IDEAS home Printed from https://ideas.repec.org/
MyIDEAS: Login to save this paper or follow this series

How Russia Affects the Neighborhood; Trade, Financial, and Remittance Channels

  • Jaime Espinosa-Bowen
  • Nadeem Ilahi
  • Fahad Alturki

We test the extent to which growth in the 11 CIS countries (excluding Russia) was associated with developments in Russia, overall, as well as through the trade, financial and remittance channels over the last decade or so. The results point to the continued existence of economic links between the CIS countries and Russia, though these links may have altered since the 1998 crisis. Russia appears to influence regional growth mainly through the remittance channel and somewhat less so through the financial channel. There is a shrinking role of the trade (exports to Russia) channel. Russian growth shocks are associated with sizable effects on Belarus, Kazakhstan, Kyrgyz Republic, Tajikistan, and, to some extent, Georgia.

If you experience problems downloading a file, check if you have the proper application to view it first. In case of further problems read the IDEAS help page. Note that these files are not on the IDEAS site. Please be patient as the files may be large.

File URL: http://www.imf.org/external/pubs/cat/longres.aspx?sk=23457
Download Restriction: no

Paper provided by International Monetary Fund in its series IMF Working Papers with number 09/277.

as
in new window

Length: 25
Date of creation: 01 Dec 2009
Date of revision:
Handle: RePEc:imf:imfwpa:09/277
Contact details of provider: Postal: International Monetary Fund, Washington, DC USA
Phone: (202) 623-7000
Fax: (202) 623-4661
Web page: http://www.imf.org/external/pubind.htm
Email:


More information through EDIRC

Order Information: Web: http://www.imf.org/external/pubs/pubs/ord_info.htm

References listed on IDEAS
Please report citation or reference errors to , or , if you are the registered author of the cited work, log in to your RePEc Author Service profile, click on "citations" and make appropriate adjustments.:

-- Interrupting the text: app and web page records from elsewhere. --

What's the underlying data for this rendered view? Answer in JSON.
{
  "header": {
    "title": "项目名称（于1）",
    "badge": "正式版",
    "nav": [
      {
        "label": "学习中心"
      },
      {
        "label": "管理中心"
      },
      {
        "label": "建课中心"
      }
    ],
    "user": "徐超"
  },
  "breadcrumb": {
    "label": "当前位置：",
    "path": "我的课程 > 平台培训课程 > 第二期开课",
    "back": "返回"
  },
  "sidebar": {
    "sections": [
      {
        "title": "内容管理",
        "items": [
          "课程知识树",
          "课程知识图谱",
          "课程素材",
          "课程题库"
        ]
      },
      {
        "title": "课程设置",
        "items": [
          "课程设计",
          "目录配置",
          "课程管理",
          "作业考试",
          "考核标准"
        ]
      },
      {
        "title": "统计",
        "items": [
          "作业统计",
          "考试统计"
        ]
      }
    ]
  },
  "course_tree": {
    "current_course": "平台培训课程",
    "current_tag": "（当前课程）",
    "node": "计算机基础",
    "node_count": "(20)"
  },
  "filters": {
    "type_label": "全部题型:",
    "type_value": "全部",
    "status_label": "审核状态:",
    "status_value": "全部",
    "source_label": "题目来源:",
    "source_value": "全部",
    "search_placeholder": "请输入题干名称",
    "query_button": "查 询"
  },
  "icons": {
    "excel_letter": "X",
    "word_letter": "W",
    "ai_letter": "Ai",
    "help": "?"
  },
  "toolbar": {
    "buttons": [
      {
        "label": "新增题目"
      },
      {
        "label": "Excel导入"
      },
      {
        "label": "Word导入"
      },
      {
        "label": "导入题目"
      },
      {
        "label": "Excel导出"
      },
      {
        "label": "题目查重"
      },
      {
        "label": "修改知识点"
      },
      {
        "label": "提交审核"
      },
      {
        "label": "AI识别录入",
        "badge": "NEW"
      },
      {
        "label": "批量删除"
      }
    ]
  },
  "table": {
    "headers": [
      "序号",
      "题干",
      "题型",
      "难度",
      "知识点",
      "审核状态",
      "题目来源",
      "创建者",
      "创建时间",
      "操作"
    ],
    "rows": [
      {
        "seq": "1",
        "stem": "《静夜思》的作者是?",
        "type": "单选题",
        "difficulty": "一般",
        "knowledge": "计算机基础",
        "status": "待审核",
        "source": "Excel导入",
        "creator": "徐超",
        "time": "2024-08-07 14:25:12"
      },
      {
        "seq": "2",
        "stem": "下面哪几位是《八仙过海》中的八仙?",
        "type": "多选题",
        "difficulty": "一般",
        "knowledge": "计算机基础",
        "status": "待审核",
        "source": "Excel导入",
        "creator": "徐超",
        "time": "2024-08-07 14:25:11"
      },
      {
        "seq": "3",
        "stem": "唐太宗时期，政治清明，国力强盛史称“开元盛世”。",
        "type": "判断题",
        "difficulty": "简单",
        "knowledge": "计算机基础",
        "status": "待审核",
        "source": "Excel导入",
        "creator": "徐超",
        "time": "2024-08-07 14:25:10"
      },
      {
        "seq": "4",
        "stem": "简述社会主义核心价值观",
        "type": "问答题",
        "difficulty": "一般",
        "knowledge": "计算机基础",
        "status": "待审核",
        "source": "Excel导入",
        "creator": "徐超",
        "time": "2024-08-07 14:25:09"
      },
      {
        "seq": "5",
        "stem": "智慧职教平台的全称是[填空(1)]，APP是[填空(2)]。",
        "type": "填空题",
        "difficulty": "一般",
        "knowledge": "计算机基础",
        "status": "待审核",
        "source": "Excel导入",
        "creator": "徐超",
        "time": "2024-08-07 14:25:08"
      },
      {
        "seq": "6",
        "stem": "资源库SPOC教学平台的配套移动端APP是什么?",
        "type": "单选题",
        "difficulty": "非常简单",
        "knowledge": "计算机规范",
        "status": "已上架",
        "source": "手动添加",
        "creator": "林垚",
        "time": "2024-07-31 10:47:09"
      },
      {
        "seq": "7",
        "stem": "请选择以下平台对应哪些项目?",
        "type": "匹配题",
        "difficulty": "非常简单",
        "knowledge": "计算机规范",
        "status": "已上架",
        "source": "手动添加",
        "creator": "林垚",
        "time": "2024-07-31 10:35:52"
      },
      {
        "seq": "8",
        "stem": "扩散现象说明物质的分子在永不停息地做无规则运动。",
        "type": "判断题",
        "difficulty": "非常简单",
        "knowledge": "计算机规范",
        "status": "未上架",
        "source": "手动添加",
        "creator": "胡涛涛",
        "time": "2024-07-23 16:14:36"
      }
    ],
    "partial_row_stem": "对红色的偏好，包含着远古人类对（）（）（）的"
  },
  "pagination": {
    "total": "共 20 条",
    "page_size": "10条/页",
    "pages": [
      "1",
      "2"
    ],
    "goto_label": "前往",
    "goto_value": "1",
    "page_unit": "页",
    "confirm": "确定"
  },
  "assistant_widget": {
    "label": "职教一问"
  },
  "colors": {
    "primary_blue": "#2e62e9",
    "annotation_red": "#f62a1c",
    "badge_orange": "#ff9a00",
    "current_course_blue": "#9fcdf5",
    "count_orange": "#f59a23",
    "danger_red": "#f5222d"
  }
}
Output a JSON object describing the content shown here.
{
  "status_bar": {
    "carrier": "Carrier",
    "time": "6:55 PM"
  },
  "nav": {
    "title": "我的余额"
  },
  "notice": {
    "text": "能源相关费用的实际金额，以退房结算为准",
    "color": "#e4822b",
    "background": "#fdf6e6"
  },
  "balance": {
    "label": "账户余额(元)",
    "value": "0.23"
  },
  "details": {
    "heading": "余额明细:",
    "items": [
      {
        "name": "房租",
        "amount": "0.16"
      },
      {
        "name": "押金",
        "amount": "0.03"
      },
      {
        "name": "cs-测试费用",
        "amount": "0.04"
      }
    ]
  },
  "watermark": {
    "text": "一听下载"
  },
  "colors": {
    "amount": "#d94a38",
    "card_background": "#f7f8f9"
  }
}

as in new window
  1. Kiviet, Jan F., 1995. "On bias, inconsistency, and efficiency of various estimators in dynamic panel data models," Journal of Econometrics, Elsevier, vol. 68(1), pages 53-78, July.
  2. Bruno, Giovanni S.F., 2005. "Approximating the bias of the LSDV estimator for dynamic unbalanced panel data models," Economics Letters, Elsevier, vol. 87(3), pages 361-366, June.
  3. International Monetary Fund, 2009. "Decoupling From the East toward the West? Analyses of Spillovers to the Baltic Countries," IMF Working Papers 09/125, International Monetary Fund.
  4. Çigdem Akin & M. Ayhan Kose, 2007. "Changing Nature of North-South Linkages; Stylized Facts and Explanations," IMF Working Papers 07/280, International Monetary Fund.
  5. M. Ayhan Kose & Marco Terrones & Eswar Prasad, 2003. "Volatility and Comovement in a Globalized World Economy; An Empirical Exploration," IMF Working Papers 03/246, International Monetary Fund.
  6. Vivek B. Arora & Athanasios Vamvakidis, 2005. "The Implications of South African Economic Growth for the Rest of Africa," IMF Working Papers 05/58, International Monetary Fund.
  7. Nadeem Ilahi & Riham Shendy, 2008. "Do the Gulf Oil-Producing Countries Influence Regional Growth? T+L3886he Impact of Financial and Remittance Flows," IMF Working Papers 08/167, International Monetary Fund.
  8. Michael A. Kouparitsas, 1996. "North-South business cycles," Working Paper Series, Macroeconomic Issues WP-96-9, Federal Reserve Bank of Chicago.
Full references (including those not matched with items on IDEAS)

This item is not listed on Wikipedia, on a reading list or among the top items on IDEAS.

When requesting a correction, please mention this item's handle: RePEc:imf:imfwpa:09/277. See general information about how to correct material in RePEc.

For technical questions regarding this item, or to correct its authors, title, abstract, bibliographic or download information, contact: (Jim Beardow)

or (Hassan Zaidi)

If you have authored this item and are not yet registered with RePEc, we encourage you to do it here. This allows to link your profile to this item. It also allows you to accept potential citations to this item that we are uncertain about.

If references are entirely missing, you can add them using this form.

If the full references list an item that is present in RePEc, but the system did not link to it, you can help with this form.

If you know of missing items citing this one, you can help us creating those links by adding the relevant references in the same way as above, for each refering item. If you are a registered author of this item, you may also want to check the "citations" tab in your profile, as there may be some citations waiting for confirmation.

Please note that corrections may take a couple of weeks to filter through the various RePEc services.

This information is provided to you by IDEAS at the Research Division of the Federal Reserve Bank of St. Louis using RePEc data.